=== Exercise requirements ===
For every line in the entries that contains "kind", show the whole line.

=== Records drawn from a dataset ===

--- START ---

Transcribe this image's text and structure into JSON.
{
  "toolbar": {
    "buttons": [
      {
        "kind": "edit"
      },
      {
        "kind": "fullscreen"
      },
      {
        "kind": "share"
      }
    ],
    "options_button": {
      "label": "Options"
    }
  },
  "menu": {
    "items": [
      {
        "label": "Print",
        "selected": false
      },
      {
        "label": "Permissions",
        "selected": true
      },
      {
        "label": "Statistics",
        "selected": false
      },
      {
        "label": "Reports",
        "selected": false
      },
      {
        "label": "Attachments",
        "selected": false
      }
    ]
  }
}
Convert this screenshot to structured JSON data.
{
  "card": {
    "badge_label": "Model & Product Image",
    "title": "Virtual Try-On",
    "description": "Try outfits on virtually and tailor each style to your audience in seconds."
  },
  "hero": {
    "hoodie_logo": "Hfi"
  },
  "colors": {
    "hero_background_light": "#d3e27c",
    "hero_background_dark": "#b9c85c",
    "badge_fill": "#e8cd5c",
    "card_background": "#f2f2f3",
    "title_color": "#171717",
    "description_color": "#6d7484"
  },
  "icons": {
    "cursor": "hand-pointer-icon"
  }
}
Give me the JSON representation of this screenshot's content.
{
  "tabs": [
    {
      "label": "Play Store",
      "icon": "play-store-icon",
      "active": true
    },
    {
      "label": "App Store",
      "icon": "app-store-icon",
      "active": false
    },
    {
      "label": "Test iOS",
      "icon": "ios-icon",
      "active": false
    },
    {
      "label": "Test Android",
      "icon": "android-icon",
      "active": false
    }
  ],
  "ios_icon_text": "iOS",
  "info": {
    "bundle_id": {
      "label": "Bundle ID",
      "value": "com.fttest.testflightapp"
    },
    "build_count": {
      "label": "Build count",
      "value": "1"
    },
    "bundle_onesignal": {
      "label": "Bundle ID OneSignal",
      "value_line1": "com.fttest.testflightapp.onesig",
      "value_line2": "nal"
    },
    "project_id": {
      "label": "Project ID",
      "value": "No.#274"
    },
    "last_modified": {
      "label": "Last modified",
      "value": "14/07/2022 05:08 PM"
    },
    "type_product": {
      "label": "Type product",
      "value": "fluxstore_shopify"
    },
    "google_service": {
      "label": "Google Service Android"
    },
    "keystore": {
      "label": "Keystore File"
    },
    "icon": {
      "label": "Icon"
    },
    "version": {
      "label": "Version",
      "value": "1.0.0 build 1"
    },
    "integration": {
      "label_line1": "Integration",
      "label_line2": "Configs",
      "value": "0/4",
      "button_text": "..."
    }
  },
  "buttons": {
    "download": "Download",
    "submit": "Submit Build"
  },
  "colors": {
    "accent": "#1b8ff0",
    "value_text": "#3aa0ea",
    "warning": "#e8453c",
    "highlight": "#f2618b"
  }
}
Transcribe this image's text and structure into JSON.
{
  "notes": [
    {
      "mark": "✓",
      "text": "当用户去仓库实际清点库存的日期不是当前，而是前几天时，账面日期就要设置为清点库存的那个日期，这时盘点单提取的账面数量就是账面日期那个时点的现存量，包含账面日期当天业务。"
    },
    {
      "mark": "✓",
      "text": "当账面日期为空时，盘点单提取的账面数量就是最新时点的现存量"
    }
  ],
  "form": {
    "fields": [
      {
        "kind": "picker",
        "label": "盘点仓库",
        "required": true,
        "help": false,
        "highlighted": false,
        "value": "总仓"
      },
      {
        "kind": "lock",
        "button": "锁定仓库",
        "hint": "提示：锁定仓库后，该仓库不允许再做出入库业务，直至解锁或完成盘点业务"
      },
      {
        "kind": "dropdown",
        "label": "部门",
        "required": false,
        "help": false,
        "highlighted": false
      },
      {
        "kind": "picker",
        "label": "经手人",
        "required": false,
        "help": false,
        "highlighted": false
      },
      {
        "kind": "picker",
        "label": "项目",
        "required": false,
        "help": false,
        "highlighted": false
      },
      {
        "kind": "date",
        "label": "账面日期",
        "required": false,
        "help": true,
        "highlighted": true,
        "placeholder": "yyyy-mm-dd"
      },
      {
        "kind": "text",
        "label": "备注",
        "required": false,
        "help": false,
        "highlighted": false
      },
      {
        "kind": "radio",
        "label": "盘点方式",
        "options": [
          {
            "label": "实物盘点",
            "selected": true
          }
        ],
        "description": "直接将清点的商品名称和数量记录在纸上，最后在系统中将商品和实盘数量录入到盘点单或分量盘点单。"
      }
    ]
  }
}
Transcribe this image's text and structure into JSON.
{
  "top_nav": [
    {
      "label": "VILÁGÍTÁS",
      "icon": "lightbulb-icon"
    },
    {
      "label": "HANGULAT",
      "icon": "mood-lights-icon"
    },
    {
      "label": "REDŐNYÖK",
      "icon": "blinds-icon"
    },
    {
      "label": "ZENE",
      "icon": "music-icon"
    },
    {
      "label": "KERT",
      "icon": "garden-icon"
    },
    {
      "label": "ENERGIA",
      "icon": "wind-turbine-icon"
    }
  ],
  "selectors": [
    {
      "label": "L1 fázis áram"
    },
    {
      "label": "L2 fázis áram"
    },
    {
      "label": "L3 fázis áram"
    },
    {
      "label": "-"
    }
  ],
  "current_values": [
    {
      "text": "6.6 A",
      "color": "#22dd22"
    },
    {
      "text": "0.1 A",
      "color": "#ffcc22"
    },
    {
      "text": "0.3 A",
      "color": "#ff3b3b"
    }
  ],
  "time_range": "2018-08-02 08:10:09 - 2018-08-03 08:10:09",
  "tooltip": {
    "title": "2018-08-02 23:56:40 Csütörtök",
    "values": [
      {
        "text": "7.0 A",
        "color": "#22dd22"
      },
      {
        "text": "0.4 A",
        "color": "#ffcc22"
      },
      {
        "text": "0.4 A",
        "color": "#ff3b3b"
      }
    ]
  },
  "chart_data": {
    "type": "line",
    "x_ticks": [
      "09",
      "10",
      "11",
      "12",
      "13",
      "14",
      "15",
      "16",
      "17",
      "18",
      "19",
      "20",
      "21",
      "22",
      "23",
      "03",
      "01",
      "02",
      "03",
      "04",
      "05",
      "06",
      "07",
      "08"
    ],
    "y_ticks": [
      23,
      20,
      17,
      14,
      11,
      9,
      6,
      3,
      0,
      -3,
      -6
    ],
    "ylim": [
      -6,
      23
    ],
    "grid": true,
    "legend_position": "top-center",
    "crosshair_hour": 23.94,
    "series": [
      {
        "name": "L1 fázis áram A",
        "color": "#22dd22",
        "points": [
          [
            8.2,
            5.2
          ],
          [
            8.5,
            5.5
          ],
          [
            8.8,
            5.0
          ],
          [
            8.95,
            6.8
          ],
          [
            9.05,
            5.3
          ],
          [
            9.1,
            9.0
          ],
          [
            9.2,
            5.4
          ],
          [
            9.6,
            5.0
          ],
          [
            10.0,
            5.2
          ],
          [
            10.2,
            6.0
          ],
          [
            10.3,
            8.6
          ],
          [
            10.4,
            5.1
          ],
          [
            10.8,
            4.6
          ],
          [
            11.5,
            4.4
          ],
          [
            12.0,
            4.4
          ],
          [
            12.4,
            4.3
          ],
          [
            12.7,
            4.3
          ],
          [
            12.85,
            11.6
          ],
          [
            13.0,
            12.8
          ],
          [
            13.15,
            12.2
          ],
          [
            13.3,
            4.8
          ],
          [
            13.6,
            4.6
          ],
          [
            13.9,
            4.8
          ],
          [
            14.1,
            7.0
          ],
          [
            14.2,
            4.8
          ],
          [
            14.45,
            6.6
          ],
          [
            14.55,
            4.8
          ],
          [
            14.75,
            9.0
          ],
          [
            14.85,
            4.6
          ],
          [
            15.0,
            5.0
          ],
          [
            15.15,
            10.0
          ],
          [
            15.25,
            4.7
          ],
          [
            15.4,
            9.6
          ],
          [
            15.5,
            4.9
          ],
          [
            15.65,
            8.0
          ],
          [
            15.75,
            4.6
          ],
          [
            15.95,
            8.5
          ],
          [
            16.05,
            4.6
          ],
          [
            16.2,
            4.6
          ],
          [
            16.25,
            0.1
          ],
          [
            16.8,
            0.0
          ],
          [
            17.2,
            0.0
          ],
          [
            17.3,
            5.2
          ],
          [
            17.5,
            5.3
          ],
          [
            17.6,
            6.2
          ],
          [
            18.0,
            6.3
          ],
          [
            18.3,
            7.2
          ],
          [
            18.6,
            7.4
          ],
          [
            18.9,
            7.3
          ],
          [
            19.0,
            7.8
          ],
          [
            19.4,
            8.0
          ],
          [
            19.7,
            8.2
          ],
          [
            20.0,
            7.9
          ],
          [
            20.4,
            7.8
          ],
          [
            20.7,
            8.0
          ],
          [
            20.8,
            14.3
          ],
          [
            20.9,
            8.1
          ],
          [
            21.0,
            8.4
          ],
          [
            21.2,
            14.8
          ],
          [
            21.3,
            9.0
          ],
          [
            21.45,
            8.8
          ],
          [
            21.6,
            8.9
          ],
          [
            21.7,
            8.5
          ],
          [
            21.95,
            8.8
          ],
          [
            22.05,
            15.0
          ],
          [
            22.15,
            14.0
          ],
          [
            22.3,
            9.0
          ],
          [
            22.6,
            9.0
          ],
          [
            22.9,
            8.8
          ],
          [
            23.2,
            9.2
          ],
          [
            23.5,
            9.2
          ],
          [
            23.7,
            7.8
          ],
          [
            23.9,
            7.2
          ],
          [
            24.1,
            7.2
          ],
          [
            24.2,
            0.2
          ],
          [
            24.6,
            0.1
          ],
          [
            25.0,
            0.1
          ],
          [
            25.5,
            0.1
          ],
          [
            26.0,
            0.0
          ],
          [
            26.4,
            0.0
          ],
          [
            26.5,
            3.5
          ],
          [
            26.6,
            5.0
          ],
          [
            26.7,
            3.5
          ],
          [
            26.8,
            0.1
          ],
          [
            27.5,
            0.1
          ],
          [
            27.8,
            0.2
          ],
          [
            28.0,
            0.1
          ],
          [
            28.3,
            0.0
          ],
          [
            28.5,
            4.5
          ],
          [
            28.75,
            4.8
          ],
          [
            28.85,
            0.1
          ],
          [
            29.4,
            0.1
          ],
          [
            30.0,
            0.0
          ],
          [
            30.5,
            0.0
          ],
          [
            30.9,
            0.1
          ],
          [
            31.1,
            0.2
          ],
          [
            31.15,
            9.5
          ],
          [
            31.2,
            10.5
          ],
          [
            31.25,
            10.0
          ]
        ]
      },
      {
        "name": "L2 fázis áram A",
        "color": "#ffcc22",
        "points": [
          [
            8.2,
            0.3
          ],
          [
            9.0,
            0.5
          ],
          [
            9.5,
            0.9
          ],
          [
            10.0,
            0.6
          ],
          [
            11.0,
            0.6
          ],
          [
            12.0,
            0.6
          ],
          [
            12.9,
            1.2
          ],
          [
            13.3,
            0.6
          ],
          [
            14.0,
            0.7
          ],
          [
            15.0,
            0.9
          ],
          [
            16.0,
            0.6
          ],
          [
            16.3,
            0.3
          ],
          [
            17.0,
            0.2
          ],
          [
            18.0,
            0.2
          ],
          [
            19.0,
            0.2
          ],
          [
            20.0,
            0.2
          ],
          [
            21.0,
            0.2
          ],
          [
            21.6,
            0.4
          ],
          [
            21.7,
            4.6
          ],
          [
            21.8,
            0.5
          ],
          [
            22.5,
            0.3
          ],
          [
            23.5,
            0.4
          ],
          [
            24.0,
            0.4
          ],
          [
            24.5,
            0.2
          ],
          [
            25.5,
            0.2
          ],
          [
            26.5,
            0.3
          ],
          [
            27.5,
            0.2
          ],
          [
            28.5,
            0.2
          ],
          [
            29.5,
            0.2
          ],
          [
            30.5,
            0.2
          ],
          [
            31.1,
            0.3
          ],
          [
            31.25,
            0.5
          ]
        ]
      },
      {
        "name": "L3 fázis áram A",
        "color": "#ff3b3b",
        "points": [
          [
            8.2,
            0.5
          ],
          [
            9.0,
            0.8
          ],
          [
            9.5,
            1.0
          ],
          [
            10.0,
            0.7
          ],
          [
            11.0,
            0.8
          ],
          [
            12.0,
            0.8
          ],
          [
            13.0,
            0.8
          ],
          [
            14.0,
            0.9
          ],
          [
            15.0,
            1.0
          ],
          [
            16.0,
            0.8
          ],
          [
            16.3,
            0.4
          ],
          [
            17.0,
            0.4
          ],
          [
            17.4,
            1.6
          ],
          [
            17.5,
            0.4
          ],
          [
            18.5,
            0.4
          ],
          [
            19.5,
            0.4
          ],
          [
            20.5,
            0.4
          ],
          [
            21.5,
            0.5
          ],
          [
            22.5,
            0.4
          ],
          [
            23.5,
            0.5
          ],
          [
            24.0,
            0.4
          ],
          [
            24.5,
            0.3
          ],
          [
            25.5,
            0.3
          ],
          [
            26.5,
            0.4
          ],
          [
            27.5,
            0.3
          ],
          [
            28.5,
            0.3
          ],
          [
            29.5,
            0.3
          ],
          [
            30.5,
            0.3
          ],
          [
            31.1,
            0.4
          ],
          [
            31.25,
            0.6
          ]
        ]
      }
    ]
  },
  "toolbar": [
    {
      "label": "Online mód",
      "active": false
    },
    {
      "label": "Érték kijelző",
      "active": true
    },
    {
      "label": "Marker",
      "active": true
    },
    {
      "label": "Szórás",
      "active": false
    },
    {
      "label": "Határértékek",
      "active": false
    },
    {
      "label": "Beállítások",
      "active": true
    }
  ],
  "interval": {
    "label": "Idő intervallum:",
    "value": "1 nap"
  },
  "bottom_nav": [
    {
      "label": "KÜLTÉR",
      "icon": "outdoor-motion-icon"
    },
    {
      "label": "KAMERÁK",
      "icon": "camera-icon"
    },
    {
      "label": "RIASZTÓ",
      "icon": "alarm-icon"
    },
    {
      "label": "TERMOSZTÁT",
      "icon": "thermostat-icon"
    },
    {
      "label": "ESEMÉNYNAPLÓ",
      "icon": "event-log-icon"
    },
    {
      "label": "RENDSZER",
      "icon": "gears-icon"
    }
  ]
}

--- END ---

=== Result of this task ===
        "kind": "edit"
        "kind": "fullscreen"
        "kind": "share"
        "kind": "picker",
        "kind": "lock",
        "kind": "dropdown",
        "kind": "picker",
        "kind": "picker",
        "kind": "date",
        "kind": "text",
        "kind": "radio",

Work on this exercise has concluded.